◆ **Your goal**:
Produce an exact copy of the line containing "Give me the" and of every line after it in the material below, ending with the final line.

◆ **Information shown**:
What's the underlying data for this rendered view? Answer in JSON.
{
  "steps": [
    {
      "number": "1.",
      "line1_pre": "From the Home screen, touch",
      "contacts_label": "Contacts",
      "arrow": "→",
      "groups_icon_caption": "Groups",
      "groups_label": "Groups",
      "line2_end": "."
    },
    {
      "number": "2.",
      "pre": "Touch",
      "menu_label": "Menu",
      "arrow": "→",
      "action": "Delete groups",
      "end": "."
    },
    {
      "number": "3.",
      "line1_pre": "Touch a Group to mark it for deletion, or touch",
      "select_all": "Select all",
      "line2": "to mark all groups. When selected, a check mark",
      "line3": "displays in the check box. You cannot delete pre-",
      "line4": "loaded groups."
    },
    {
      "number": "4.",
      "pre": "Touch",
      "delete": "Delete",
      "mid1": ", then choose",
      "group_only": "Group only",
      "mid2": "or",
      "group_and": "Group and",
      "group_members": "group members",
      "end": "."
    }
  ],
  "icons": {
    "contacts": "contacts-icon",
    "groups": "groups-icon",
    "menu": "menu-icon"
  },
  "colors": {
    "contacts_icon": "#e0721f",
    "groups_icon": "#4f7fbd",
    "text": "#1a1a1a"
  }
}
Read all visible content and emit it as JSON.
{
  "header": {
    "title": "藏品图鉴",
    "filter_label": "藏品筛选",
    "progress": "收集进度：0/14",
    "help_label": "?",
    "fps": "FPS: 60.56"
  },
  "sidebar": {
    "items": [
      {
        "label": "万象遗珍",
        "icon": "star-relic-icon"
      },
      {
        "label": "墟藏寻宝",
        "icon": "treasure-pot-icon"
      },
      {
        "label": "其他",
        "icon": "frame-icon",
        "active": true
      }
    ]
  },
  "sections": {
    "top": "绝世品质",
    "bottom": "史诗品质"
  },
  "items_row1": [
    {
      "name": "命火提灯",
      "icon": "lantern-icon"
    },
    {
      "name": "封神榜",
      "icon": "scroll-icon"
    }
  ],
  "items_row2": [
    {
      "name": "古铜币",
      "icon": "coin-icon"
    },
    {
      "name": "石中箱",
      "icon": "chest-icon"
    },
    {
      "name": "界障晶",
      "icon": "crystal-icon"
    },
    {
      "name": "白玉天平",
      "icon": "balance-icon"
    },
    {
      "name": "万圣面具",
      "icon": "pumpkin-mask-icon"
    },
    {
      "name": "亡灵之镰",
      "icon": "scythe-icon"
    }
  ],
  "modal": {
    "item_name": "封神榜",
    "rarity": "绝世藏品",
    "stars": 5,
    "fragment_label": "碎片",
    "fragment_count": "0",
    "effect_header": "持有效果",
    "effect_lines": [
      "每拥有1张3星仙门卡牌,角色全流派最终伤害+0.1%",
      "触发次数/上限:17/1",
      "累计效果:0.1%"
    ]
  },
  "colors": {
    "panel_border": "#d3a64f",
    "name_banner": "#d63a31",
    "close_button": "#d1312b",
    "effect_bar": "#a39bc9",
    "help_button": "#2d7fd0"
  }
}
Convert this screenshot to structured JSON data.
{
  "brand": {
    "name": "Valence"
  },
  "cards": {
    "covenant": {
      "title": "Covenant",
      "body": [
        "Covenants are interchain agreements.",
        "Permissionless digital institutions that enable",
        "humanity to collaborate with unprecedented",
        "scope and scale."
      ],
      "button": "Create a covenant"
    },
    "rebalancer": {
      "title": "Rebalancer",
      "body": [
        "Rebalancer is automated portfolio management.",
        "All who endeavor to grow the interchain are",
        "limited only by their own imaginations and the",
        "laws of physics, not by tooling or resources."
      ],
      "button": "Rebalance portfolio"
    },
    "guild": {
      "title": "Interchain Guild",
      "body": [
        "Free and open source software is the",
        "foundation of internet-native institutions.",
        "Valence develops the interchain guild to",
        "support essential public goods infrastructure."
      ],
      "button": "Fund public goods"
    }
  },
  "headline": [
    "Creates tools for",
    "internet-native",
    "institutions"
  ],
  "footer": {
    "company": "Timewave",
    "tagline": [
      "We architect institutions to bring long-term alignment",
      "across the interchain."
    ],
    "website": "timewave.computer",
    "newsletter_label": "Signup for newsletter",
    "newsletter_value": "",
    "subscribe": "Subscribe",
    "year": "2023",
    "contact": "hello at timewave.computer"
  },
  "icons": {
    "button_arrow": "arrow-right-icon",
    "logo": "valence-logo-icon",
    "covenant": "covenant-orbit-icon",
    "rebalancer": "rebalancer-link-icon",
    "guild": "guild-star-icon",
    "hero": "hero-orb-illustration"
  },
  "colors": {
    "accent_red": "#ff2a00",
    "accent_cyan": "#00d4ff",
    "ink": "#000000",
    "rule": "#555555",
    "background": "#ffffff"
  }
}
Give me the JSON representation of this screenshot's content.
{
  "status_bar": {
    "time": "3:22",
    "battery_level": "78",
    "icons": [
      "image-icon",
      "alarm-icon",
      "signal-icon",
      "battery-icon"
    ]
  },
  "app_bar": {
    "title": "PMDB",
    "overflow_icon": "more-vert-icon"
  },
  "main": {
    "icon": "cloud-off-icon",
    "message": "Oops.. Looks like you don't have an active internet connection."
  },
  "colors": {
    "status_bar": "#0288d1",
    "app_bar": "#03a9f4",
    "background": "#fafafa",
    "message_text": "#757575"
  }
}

◆ **Answer space**:
Give me the JSON representation of this screenshot's content.
{
  "status_bar": {
    "time": "3:22",
    "battery_level": "78",
    "icons": [
      "image-icon",
      "alarm-icon",
      "signal-icon",
      "battery-icon"
    ]
  },
  "app_bar": {
    "title": "PMDB",
    "overflow_icon": "more-vert-icon"
  },
  "main": {
    "icon": "cloud-off-icon",
    "message": "Oops.. Looks like you don't have an active internet connection."
  },
  "colors": {
    "status_bar": "#0288d1",
    "app_bar": "#03a9f4",
    "background": "#fafafa",
    "message_text": "#757575"
  }
}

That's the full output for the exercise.